He further pointed out that the real value of a good credit-risk fund lies in its ability to deliver three to four per cent more than a fixed deposit, precisely the kind of return you'd expect from a conservative hybrid allocation, with 25 per cent in equity and 75 per cent in debt. So, a credit-risk fund will get you returns similar to those of a conservative hybrid but with much less volatility.

Intrigued, we have compared both the categories over the last five years to test the merit in this argument. The outcomes, as depicted in the graph, suggest that the fund manager's claim isn't off the mark, at least in the last five-year period.

So do credit-risk funds merit a place in the portfolios of those who otherwise have to rely on small doses of equity? Should a regular-income seeker consider them for deriving dependable, inflation-protected income? Well, the answer depends on the quality of companies you are comfortable having in your portfolio. The graph shows the difference between the quality of the debt holdings of credit-risk funds and conservative hybrid funds.

Would you like to largely stick to high-quality borrowers and accept some day-to-day volatility? Or would you be comfortable lending a big portion of your money to the less credit-worthy, who will yield a predictable return most of the time but may throw a
nasty surprise once in a while?

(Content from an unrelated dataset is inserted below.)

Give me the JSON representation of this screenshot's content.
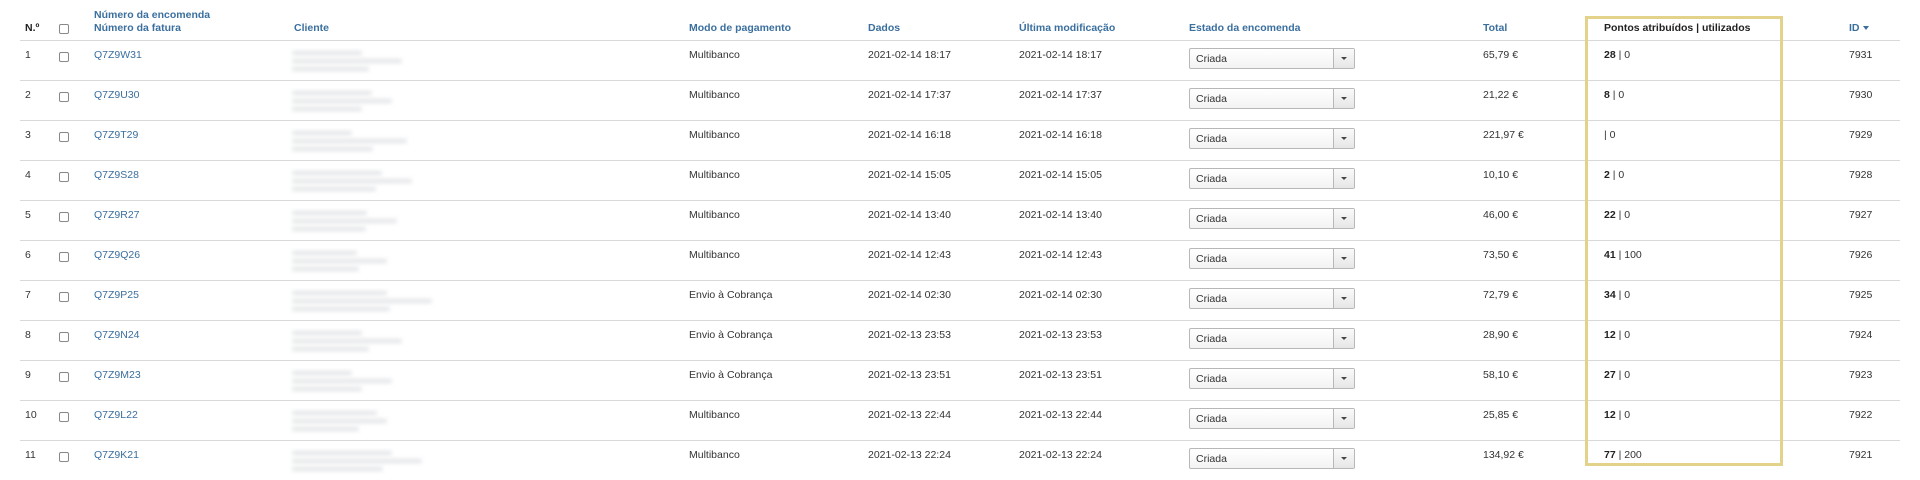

We find the latter to be more unnerving than the daily ups and downs of the equity markets. So we'd rather go for a good conservative hybrid.